[Component data from apps and pages]
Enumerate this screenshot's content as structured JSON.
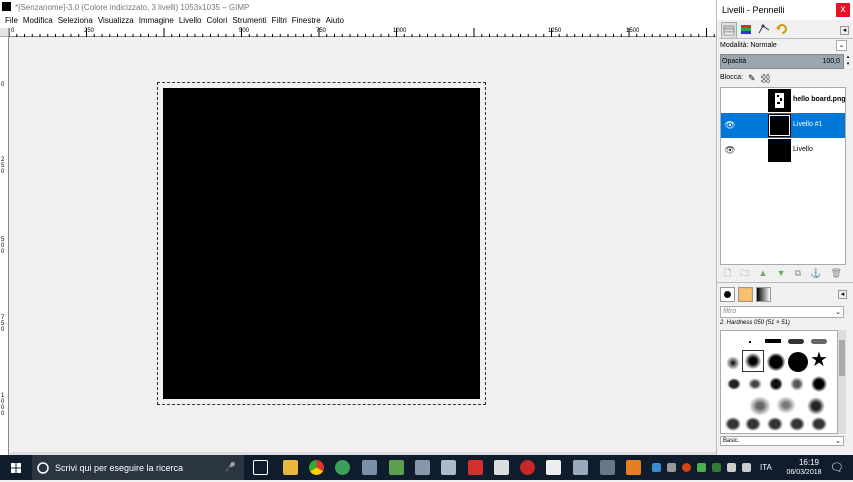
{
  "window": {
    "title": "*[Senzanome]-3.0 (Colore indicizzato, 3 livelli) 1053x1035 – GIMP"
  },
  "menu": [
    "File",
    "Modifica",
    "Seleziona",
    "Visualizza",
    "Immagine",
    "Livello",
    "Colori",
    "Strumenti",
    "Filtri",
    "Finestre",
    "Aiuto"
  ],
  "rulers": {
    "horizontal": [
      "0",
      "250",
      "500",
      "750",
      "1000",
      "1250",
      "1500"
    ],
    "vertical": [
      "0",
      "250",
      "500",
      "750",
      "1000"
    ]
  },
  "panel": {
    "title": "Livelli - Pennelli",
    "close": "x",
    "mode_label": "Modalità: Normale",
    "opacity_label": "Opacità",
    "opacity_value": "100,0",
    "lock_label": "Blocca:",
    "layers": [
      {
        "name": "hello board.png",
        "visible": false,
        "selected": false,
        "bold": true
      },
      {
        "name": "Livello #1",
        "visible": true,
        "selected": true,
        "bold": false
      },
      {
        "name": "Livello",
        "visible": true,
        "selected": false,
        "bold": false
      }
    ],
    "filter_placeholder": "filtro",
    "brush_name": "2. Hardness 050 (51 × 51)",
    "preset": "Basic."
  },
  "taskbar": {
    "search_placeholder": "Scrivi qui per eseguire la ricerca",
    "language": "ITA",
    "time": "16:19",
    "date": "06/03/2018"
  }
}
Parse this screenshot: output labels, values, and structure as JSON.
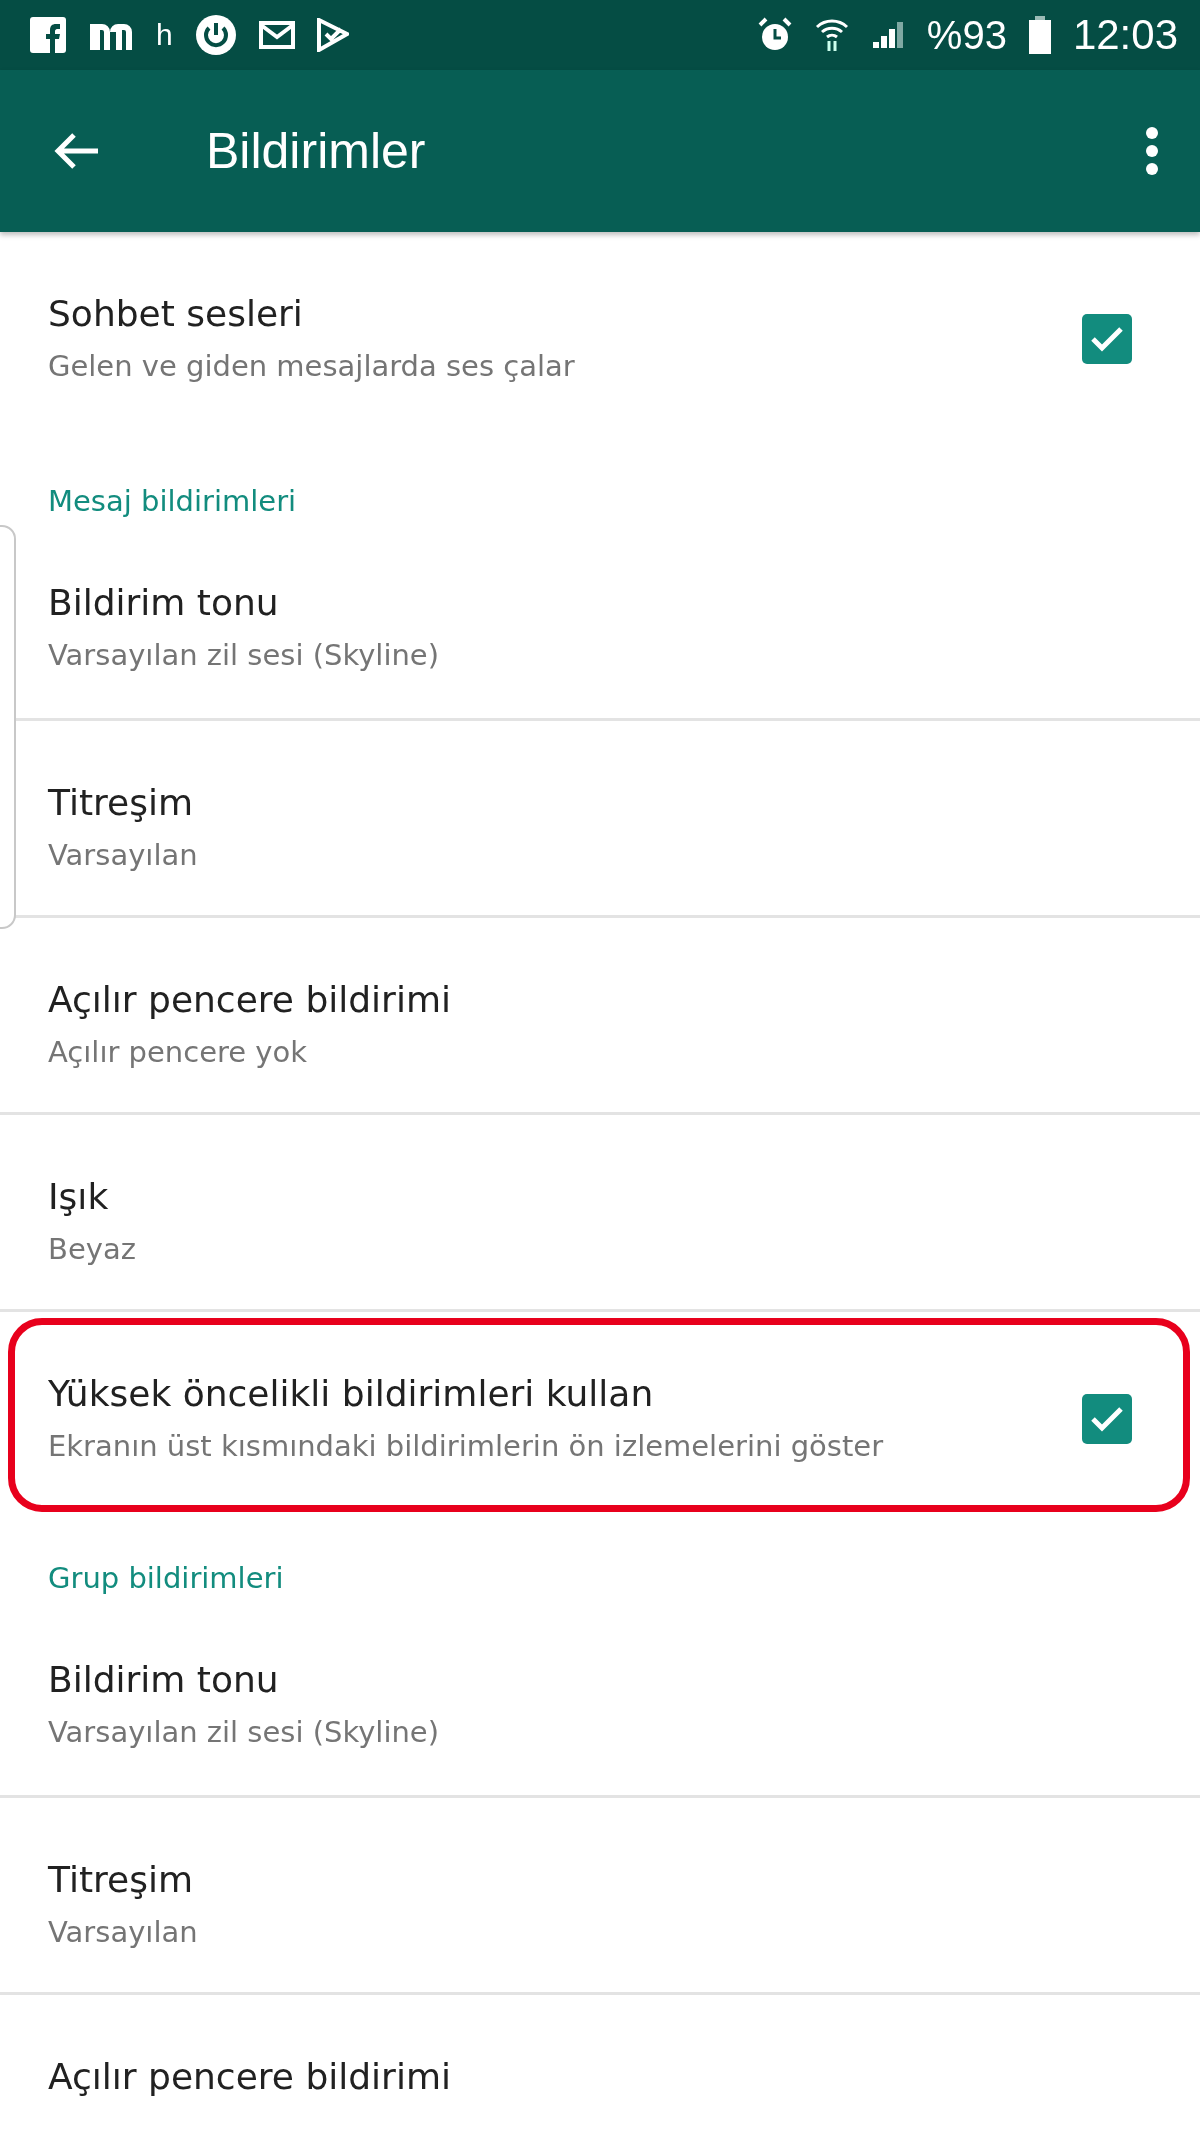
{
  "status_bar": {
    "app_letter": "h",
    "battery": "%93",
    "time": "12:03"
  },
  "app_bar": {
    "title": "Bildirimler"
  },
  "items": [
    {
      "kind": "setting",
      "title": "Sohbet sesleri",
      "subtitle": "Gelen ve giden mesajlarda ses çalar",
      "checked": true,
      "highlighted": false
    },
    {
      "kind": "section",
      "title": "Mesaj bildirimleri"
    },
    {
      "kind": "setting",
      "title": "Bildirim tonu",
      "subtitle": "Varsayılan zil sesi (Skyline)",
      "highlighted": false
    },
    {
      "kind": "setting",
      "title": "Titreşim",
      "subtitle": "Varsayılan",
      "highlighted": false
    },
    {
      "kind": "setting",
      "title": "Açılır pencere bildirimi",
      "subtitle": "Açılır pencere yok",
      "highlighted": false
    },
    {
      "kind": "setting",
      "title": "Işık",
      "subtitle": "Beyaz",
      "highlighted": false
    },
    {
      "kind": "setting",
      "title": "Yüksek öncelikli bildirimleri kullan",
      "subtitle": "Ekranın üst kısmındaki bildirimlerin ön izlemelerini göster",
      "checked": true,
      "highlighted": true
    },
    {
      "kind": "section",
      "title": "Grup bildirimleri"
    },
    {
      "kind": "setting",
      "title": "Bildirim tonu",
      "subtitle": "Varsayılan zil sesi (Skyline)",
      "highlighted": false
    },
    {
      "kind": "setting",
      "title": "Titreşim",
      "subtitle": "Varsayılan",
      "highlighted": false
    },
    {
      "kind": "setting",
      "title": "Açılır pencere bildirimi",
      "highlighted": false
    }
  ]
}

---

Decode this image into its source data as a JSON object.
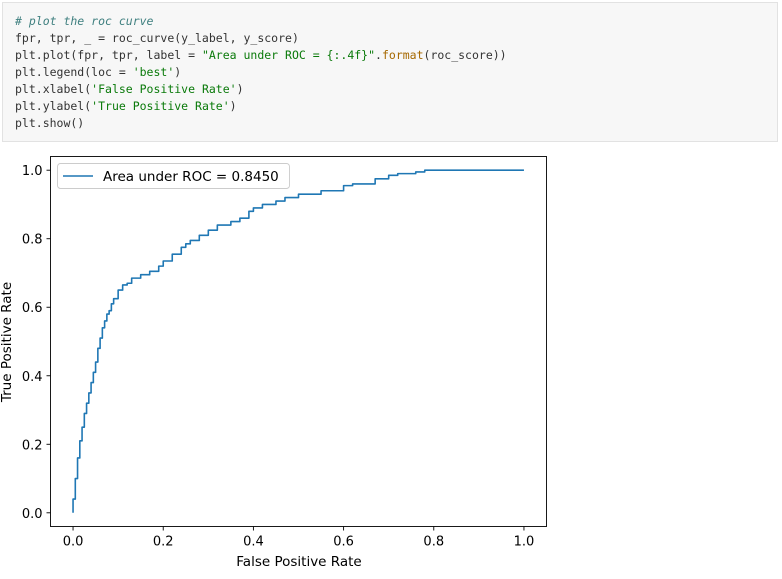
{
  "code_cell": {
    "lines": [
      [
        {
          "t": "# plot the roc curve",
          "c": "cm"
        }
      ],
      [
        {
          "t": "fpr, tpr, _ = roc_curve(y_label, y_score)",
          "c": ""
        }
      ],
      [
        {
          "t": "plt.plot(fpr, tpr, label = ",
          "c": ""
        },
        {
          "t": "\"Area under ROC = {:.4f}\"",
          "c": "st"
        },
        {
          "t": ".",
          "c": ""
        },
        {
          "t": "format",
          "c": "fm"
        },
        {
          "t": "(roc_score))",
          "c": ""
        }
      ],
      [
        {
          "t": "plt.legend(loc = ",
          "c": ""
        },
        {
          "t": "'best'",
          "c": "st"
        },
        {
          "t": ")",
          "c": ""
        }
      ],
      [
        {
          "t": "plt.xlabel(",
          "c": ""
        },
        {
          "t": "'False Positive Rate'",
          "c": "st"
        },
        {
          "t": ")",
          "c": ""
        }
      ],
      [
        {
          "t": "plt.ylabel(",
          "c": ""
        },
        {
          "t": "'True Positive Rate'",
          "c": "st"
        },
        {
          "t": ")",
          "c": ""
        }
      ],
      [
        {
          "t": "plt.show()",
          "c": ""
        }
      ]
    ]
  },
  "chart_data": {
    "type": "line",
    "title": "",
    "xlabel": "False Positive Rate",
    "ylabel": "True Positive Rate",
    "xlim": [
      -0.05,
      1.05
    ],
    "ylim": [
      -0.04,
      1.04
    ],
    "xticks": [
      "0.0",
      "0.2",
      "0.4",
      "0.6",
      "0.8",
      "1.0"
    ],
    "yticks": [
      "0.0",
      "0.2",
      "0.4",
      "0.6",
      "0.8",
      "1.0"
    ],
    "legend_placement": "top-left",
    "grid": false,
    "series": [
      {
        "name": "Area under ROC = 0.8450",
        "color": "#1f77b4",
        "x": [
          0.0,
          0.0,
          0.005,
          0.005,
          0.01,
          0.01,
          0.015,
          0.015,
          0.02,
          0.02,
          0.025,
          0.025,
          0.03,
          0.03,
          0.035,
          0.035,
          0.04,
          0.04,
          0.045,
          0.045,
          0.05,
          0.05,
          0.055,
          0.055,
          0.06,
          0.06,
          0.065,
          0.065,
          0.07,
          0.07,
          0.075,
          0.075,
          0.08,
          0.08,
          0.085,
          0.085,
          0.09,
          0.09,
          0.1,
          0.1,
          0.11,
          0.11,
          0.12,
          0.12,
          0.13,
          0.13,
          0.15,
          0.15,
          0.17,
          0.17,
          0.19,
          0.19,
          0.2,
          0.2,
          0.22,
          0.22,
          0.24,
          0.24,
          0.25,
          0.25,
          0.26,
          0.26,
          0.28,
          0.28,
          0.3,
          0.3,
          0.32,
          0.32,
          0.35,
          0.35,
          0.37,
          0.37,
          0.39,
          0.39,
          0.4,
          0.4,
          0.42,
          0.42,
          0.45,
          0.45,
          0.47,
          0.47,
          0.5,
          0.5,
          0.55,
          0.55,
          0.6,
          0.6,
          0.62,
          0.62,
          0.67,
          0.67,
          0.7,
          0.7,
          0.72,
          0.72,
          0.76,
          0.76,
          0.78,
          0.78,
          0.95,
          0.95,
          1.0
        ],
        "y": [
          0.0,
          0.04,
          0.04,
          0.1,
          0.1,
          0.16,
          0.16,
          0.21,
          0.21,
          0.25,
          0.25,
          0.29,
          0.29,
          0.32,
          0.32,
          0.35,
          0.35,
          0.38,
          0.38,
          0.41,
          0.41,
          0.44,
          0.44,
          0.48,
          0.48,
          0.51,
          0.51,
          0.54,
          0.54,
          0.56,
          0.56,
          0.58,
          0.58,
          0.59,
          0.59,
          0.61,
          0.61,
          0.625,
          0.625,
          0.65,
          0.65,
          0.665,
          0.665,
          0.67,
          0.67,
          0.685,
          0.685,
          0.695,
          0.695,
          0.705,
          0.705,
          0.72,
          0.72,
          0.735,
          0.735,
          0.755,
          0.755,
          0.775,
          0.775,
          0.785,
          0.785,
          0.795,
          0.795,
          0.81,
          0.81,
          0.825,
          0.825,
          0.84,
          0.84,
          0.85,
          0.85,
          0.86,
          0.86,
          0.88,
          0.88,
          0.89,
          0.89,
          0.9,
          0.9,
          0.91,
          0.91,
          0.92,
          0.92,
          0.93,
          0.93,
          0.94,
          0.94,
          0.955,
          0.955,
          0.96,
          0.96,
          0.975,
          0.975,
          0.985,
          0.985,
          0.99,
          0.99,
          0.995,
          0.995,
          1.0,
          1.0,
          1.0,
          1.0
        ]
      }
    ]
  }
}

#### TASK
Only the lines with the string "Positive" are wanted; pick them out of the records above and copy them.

#### EXPECTED ANSWER
          "t": "'False Positive Rate'",
          "t": "'True Positive Rate'",
    "xlabel": "False Positive Rate",
    "ylabel": "True Positive Rate",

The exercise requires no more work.